Your assignment: Scan the entries for lines with the word "сеть", then copy those lines.

Exercise input:
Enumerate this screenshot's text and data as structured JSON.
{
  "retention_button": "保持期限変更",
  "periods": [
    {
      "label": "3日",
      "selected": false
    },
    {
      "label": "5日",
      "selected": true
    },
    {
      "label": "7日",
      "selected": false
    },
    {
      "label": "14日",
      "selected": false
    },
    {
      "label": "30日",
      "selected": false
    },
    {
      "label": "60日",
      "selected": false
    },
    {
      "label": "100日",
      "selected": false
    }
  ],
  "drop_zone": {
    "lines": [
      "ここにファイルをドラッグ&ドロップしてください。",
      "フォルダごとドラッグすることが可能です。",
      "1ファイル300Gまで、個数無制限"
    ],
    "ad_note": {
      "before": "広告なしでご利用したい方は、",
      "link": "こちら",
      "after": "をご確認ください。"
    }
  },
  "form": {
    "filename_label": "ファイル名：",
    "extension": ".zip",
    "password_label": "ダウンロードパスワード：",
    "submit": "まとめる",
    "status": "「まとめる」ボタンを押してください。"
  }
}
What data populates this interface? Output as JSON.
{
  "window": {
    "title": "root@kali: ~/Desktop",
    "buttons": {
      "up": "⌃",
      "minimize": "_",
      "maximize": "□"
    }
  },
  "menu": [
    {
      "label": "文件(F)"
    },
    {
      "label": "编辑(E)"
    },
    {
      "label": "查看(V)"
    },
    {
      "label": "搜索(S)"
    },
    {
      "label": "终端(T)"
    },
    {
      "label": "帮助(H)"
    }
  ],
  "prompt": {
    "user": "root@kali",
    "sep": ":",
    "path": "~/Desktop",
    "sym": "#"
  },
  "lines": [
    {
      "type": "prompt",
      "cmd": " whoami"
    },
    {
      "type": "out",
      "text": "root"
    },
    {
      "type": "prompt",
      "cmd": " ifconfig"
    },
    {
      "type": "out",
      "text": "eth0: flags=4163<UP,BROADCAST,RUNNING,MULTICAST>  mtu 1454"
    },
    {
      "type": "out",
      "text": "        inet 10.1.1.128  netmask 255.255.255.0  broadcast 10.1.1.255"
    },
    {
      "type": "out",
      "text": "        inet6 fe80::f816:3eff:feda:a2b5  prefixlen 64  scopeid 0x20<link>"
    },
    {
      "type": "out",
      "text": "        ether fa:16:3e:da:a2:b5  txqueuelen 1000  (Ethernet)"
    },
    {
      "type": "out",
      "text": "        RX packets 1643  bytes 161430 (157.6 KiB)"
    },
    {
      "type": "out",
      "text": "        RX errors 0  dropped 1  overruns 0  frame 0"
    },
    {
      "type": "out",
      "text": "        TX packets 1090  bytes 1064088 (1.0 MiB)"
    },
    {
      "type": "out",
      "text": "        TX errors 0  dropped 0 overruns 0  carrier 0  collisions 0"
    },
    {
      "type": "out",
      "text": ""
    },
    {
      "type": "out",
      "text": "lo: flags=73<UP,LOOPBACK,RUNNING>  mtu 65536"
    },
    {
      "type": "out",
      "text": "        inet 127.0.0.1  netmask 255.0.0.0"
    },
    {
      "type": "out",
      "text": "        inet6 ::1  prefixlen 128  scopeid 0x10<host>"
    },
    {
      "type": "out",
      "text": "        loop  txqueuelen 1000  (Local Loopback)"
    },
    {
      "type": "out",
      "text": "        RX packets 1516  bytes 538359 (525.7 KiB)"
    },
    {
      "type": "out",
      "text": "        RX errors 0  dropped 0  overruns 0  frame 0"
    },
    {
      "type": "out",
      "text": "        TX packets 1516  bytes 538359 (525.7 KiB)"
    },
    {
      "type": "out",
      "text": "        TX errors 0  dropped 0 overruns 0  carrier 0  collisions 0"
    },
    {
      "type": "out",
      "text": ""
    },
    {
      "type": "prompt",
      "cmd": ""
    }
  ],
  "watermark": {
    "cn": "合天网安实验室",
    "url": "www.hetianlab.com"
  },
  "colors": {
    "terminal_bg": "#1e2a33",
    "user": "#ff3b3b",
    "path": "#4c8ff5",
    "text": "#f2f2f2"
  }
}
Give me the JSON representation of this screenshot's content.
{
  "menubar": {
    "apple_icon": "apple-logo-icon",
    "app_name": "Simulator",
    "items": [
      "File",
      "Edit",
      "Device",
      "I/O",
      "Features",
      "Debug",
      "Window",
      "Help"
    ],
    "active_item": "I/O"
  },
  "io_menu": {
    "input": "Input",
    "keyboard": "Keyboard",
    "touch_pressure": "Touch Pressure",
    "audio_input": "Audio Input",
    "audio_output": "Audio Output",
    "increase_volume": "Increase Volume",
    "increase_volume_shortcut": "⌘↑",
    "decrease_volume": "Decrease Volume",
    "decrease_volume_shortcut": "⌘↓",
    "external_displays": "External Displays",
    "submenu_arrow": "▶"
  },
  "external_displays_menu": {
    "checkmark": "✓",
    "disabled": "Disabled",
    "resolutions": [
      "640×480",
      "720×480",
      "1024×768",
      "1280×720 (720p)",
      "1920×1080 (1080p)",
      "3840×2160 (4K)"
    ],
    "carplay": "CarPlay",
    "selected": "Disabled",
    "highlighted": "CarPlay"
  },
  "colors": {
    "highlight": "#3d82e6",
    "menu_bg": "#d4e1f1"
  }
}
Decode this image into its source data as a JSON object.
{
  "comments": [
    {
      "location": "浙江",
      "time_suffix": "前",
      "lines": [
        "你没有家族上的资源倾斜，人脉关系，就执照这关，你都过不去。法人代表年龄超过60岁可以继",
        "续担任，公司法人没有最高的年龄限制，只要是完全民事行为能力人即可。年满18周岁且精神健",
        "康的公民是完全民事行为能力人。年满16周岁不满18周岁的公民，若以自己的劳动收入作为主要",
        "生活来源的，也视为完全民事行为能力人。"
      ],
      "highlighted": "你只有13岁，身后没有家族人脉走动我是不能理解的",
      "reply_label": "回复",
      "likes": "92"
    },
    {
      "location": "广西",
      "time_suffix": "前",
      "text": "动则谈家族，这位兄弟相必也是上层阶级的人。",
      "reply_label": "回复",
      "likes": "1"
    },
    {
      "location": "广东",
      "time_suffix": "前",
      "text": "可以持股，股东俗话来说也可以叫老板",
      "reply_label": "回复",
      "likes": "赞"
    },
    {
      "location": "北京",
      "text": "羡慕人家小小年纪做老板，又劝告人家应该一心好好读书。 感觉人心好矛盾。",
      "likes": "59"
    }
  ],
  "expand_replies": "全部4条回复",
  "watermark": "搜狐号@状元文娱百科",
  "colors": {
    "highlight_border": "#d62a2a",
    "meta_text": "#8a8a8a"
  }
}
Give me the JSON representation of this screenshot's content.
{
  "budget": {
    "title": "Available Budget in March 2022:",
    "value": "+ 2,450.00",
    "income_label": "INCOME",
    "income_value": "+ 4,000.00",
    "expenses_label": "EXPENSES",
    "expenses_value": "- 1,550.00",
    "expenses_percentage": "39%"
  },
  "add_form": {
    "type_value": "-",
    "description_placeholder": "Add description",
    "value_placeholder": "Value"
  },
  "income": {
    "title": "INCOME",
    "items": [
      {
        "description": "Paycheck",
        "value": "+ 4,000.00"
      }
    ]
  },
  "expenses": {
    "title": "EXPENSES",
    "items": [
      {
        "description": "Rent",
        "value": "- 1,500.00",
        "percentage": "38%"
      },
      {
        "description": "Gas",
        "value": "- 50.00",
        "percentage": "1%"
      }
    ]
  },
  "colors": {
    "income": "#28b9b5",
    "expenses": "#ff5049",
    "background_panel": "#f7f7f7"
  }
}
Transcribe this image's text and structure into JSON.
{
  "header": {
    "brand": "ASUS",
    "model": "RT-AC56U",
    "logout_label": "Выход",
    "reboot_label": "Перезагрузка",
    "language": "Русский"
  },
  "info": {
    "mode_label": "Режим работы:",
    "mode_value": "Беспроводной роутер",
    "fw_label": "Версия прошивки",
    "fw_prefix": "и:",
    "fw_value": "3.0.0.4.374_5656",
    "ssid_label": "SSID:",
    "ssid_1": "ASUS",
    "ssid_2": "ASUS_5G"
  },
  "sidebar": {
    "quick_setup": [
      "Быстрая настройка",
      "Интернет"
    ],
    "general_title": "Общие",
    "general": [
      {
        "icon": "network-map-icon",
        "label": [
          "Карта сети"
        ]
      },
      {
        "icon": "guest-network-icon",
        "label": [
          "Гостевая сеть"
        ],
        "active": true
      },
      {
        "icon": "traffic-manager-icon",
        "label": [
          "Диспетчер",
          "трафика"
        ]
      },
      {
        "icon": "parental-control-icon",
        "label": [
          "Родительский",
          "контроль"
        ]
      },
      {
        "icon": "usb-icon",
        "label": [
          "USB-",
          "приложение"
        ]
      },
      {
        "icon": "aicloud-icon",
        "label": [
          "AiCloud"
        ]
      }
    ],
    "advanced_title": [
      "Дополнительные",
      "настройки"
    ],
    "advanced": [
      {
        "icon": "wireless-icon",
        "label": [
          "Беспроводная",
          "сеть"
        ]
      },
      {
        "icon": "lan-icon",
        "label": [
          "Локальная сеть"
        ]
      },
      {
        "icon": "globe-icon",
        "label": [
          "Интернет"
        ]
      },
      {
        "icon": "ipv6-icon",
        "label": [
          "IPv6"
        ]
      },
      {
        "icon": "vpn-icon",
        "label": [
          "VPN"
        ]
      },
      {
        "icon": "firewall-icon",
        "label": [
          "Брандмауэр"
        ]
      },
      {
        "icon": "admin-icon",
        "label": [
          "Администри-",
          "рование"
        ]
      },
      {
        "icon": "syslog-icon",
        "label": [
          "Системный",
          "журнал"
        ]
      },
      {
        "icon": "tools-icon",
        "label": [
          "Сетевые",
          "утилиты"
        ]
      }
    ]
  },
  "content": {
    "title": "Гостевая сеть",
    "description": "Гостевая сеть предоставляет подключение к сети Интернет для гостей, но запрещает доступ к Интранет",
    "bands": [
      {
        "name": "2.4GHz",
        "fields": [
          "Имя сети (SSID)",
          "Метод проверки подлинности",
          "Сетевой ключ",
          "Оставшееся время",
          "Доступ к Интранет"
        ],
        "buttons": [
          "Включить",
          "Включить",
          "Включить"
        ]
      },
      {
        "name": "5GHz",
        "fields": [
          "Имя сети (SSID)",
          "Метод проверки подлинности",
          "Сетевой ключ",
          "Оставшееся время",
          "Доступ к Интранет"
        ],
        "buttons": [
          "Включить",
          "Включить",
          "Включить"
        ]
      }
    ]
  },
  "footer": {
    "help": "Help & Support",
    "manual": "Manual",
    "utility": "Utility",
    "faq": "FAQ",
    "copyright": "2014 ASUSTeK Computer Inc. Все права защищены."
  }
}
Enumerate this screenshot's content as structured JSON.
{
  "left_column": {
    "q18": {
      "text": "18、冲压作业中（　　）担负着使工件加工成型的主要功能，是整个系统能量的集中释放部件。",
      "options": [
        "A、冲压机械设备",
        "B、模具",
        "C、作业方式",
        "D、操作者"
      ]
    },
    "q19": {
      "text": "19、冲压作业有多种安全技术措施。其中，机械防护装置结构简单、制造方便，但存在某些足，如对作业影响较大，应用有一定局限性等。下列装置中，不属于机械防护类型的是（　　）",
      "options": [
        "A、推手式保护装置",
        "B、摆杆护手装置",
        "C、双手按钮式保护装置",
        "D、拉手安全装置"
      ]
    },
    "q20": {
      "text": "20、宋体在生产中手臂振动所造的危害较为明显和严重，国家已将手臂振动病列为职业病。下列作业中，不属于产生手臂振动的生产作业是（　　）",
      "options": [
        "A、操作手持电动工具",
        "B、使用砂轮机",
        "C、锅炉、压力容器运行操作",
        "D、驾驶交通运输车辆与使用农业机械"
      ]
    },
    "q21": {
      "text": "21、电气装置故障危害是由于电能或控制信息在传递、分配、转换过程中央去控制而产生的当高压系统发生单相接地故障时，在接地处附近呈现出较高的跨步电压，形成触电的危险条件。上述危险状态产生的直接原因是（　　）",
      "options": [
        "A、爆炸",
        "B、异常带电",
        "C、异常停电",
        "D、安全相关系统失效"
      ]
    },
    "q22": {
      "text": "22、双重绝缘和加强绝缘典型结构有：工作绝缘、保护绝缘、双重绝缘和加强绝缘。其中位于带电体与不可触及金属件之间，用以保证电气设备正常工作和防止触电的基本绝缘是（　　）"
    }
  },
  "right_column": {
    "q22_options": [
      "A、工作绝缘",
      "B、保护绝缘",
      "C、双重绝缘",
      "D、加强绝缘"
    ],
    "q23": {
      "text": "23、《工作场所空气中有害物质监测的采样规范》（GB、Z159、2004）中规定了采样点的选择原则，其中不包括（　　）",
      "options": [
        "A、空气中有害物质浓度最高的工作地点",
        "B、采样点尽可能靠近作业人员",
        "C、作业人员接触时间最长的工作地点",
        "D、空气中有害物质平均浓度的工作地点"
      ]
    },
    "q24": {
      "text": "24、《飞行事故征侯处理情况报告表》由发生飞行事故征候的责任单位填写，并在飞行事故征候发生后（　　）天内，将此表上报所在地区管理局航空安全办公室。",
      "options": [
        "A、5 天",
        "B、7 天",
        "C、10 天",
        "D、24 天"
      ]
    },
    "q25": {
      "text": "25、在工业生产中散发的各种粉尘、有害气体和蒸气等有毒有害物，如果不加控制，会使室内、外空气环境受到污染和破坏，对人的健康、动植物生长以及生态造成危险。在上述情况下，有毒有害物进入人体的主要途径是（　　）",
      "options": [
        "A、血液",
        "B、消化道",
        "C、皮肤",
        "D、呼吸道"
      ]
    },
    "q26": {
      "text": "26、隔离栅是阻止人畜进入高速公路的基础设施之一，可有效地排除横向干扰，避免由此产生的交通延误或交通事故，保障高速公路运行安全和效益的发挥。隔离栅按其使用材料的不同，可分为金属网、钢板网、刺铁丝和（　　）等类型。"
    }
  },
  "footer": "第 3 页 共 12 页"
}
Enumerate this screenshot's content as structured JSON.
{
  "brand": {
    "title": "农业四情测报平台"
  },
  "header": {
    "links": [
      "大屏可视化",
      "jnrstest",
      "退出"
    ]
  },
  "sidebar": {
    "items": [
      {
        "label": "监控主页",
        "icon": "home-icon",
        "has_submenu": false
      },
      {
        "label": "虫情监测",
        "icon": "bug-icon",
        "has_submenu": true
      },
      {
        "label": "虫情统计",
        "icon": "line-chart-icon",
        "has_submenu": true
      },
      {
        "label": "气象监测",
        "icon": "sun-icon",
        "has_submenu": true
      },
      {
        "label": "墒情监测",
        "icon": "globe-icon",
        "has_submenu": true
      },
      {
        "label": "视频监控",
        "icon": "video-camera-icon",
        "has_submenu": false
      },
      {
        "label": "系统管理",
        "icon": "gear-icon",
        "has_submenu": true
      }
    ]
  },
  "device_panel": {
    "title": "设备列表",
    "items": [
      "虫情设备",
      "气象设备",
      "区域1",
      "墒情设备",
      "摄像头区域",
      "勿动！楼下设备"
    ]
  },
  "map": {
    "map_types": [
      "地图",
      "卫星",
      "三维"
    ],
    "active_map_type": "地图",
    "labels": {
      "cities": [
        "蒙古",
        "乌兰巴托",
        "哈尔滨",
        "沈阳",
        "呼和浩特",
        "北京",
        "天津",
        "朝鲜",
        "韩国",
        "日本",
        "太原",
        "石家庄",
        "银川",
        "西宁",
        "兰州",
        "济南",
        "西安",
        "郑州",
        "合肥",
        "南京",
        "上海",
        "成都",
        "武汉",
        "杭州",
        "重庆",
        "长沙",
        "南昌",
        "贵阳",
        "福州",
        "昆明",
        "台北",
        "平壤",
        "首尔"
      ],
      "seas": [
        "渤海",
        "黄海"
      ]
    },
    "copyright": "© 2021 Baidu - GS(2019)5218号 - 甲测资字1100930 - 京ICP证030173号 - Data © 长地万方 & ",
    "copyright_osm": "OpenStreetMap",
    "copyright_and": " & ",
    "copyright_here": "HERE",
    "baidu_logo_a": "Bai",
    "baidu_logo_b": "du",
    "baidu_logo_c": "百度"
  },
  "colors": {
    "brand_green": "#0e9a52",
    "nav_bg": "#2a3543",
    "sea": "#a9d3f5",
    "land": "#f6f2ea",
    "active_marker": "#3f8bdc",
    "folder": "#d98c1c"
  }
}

Final answer:
          "Гостевая сеть"
          "сеть"
          "Локальная сеть"
    "title": "Гостевая сеть",
    "description": "Гостевая сеть предоставляет подключение к сети Интернет для гостей, но запрещает доступ к Интранет",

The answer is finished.